# What to work on:
Collect every line of the records below that contains the word "Reset".

# The data:
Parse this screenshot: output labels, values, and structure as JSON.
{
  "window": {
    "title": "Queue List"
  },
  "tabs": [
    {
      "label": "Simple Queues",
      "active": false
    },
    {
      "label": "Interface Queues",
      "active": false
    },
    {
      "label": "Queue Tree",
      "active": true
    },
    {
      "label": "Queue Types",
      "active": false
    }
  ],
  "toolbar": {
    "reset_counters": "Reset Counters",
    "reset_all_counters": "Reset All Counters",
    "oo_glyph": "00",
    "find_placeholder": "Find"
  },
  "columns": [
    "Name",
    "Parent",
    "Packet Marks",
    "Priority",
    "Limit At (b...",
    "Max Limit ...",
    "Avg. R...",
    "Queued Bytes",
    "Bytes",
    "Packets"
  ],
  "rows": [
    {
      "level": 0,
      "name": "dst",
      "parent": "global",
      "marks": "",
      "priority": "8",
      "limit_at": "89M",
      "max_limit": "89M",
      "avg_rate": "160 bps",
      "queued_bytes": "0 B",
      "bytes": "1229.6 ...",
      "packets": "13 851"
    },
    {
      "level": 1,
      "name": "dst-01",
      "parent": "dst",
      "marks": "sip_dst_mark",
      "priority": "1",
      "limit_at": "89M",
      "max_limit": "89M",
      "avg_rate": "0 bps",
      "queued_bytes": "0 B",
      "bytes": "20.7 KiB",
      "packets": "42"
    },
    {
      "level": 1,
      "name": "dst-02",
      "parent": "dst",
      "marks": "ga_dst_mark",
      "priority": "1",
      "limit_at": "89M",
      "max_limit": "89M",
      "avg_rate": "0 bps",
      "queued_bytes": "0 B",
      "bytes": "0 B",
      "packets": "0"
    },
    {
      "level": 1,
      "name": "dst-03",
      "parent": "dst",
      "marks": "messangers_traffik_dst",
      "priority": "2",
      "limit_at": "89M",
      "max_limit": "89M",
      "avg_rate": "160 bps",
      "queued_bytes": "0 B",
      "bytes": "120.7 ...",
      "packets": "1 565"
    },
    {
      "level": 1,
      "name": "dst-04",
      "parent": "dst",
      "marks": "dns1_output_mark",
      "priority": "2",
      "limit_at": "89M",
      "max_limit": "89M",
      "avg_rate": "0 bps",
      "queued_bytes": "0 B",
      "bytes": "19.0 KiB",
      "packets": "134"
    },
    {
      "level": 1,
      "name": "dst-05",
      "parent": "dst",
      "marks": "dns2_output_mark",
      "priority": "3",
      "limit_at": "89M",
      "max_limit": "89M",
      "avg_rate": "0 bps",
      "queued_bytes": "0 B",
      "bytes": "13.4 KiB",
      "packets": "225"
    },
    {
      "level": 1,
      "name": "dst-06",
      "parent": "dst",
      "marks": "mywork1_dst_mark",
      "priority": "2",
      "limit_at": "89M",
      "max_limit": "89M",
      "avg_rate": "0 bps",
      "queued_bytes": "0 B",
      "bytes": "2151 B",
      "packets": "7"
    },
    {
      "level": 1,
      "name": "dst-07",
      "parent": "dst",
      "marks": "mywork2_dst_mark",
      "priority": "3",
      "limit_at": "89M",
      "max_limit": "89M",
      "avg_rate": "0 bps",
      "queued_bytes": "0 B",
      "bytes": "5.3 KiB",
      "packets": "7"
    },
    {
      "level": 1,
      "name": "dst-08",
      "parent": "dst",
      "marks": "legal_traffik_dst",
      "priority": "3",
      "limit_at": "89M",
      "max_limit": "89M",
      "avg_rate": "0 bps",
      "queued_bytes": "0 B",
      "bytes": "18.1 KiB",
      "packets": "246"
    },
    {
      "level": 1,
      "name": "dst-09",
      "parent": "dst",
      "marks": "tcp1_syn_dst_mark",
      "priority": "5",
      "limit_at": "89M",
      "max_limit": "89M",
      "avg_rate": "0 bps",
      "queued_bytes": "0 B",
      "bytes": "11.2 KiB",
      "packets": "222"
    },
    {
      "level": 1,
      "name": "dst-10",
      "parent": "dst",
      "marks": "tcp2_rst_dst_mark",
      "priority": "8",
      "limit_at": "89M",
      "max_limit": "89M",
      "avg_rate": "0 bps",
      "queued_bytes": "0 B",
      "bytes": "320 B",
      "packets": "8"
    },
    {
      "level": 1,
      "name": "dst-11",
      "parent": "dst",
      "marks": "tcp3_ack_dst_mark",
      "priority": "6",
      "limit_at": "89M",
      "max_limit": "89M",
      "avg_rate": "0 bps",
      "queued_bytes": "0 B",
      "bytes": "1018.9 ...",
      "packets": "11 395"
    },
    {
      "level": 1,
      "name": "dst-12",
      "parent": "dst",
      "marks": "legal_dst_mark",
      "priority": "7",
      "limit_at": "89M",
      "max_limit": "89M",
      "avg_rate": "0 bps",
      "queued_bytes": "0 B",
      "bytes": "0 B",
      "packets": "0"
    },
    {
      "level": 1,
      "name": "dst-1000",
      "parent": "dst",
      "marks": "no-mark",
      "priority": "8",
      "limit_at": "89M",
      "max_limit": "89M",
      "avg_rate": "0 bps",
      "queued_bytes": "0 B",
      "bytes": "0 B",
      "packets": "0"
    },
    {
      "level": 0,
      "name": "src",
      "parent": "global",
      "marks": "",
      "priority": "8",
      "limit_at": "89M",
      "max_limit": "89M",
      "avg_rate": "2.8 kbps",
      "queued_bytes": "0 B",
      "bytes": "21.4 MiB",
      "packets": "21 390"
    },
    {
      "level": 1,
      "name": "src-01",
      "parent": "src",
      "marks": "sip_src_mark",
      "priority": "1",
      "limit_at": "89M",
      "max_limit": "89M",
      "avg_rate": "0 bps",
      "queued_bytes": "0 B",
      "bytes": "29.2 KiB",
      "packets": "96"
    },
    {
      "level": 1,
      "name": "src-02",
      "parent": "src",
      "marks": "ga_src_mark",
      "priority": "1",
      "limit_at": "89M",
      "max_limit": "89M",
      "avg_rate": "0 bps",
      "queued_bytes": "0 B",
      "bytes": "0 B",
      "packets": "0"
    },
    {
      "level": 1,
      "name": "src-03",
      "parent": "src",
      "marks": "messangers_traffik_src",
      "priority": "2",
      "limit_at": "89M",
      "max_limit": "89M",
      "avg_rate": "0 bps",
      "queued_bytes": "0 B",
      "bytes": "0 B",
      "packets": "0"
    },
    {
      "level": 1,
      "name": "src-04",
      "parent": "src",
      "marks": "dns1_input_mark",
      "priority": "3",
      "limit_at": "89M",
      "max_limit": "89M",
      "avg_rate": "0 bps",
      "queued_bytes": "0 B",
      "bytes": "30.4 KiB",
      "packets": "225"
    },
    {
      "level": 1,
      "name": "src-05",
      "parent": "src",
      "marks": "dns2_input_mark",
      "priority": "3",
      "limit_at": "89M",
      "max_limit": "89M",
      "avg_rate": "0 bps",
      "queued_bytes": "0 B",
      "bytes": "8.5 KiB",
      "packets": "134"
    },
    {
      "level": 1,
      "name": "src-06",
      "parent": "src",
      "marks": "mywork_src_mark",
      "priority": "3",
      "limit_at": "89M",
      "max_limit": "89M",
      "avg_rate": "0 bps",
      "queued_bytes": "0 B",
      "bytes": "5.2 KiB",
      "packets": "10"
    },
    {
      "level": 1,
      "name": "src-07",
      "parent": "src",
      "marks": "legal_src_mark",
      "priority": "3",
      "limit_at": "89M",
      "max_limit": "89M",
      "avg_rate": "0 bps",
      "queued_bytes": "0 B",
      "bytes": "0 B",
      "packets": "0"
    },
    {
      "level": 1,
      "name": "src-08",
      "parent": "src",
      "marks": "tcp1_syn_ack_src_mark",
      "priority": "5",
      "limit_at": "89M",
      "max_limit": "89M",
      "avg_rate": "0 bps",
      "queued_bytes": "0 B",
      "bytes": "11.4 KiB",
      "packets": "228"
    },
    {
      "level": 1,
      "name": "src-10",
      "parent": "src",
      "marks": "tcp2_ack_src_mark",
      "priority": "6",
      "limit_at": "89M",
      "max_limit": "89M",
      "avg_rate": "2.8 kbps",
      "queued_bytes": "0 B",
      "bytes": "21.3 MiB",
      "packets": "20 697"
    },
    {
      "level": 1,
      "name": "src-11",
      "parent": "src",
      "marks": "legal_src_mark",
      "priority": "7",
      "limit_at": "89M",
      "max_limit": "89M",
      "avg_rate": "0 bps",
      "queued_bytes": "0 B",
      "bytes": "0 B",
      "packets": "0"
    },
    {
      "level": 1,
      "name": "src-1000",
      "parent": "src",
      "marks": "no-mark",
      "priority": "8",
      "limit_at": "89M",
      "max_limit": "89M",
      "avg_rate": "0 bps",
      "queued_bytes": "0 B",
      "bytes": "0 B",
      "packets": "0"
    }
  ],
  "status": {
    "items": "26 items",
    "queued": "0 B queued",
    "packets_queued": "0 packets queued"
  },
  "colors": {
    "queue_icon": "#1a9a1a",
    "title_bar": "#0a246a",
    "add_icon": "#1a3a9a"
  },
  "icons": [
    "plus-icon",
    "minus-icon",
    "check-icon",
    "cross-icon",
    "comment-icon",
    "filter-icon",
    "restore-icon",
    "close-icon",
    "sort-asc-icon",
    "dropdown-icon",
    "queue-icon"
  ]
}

# Solution to the problem:
    "reset_counters": "Reset Counters",
    "reset_all_counters": "Reset All Counters",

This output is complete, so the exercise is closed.